It’s important to note that the neti should be done preseason before any allergies kick in, and not while your sinuses are inflamed. If you’re in the middle of a hay fever attack, you may be aggravating symptoms even more by doing the neti. Doing the neti before your allergies hit ensures you keep your sinuses cleared out, reducing your chances of a flare-up later.
There's just no elegant way of doing this, but this lady sure looks happy with her neti!
If you found this article helpful, you might be interested in joining my Facebook group, where we hold different monthly 7-day challenges to help you develop healthy habits.
You might also find these other articles helpful:
- Nordqvist, J. (2015). Hay Fever: Symptoms, Diagnosis and Treatments.
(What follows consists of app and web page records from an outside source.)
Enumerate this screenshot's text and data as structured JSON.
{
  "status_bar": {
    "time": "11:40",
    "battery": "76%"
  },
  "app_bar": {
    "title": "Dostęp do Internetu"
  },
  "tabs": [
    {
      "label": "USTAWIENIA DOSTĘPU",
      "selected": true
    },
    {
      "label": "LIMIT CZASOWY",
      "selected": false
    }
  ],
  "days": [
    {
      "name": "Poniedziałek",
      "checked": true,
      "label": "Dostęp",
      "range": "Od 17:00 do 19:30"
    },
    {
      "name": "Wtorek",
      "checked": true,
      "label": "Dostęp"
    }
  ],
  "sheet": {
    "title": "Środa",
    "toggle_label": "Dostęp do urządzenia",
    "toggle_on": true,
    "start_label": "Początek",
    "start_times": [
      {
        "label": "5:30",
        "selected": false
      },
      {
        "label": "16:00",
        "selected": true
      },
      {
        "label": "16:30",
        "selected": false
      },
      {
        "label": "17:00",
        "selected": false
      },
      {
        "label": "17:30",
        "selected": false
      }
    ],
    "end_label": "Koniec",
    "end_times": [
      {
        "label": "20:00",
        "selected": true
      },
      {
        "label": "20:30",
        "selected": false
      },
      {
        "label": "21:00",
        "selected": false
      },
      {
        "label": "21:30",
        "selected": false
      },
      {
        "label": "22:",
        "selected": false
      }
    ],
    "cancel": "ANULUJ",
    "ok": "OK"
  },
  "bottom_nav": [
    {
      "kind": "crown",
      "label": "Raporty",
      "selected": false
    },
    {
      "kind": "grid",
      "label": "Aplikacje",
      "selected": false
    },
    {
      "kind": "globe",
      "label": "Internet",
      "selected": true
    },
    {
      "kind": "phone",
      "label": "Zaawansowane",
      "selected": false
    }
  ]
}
Available: http://www.medicalnewstoday.com/articles/160665.php
- Ehrlich, SD (University of Maryland Medical Centre) (2015). Quercetin. Available: http://www.umm.edu/health/medical/altmed/supplement/quercetin
- Axe, J. (2015). 7 Proven Benefits of Quercetin. Available: https://draxe.com/quercetin/
- Holford, P (2017). Six Nutrients that Work for Hayfever. Available: https://www.patrickholford.com/advice/how-to-stop-sneezing-sniffling-and-hayfever
- Ehrlich, SD (University of Maryland Medical Centre). (2014). Bromelain. Available: http://www.umm.edu/health/medical/altmed/supplement/bromelain
- World's Healthiest Foods (George Mateljan Foundation). (2017). Vitamin C. Available: http://www.whfoods.com/genpage.php?tname=nutrient&dbid=109
- G Vighi, F Marcucci, L Sensi, et al. (2008). Allergy and the gastrointestinal system. Available: https://www.ncbi.nlm.nih.gov/pmc/articles/PMC2515351/
- Dennis-Wall JC, Culpepper T, Nieves C Jr et al. (2017). Probiotics (Lactobacillus gasseri KS-13, Bifidobacterium bifidum G9-1, and Bifidobacterium longum MM-2) improve rhinoconjunctivitis-specific quality of life in individuals with seasonal allergies: a d. Available: https://www.ncbi.nlm.nih.gov/pubmed/28228426
- Miyake Y, Sasaki S, Tanaka K, et al. (2007). Fish and fat intake and prevalence of allergic rhinitis in Japanese females: the Osaka Maternal and Child Health Study. Available: https://www.ncbi.nlm.nih.gov/pubmed/17634174
- Hoff S, Seiler H, Heinrich J, et al. (2005). Allergic sensitisation and allergic rhinitis are associated with n-3 polyunsaturated fatty acids in the diet and in red blood cell membranes. Available: https://www.ncbi.nlm.nih.gov/pubmed/16015268
- Mayo Clinic. (2013). Omega-3 fatty acids, fish oil, alpha-linolenic acid. Available: http://www.mayoclinic.org/drugs-supplements/omega-3-fatty-acids-fish-oil-alpha-linolenic-acid/safety/hrb-20059372
- Adams, C. (2015). Raw Honey Contains Probiotic that Boosts Immunity. Available: http://www.greenmedinfo.com/blog/raw-honey-contains-probiotic-boosts-immunity
- Bhardwaj N, Katyal P, Sharma AK. (2014). Suppression of inflammatory and allergic responses by pharmacologically potent fungus Ganoderma lucidum. Available: https://www.ncbi.nlm.nih.gov/pubmed/24948193
- Examine.com. (2017). Ganoderma lucidum. Available: https://examine.com/supplements/ganoderma-lucidum/